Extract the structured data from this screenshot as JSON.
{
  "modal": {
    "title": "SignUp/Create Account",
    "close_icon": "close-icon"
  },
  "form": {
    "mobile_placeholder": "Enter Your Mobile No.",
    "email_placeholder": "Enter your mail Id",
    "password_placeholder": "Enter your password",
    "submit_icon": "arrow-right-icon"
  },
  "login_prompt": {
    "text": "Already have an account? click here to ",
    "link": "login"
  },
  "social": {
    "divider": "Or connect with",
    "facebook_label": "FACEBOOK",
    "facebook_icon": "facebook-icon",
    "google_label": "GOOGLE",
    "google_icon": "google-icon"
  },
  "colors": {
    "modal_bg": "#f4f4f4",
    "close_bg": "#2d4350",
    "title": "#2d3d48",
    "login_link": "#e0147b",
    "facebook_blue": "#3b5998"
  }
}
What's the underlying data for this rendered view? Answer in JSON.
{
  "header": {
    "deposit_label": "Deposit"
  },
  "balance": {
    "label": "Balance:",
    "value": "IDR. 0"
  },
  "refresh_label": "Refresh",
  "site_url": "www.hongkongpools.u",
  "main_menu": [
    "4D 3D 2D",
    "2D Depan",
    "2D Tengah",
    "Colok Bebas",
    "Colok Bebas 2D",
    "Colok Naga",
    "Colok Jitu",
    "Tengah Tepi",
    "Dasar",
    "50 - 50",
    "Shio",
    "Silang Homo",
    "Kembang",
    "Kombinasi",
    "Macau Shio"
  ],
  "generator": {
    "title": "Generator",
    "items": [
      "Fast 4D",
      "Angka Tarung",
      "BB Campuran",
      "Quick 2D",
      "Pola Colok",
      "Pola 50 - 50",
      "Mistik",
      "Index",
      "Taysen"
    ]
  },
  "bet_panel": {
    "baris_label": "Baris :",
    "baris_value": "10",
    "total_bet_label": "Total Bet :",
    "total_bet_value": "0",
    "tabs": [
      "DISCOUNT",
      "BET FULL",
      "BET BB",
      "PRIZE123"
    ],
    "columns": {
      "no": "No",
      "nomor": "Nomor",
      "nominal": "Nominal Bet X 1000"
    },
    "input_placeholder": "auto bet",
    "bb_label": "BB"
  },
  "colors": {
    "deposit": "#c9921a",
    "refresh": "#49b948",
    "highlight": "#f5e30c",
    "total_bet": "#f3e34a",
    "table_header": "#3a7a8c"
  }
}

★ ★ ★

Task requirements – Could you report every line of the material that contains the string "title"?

Exercise solution –
    "title": "SignUp/Create Account",
    "title": "#2d3d48",
    "title": "Generator",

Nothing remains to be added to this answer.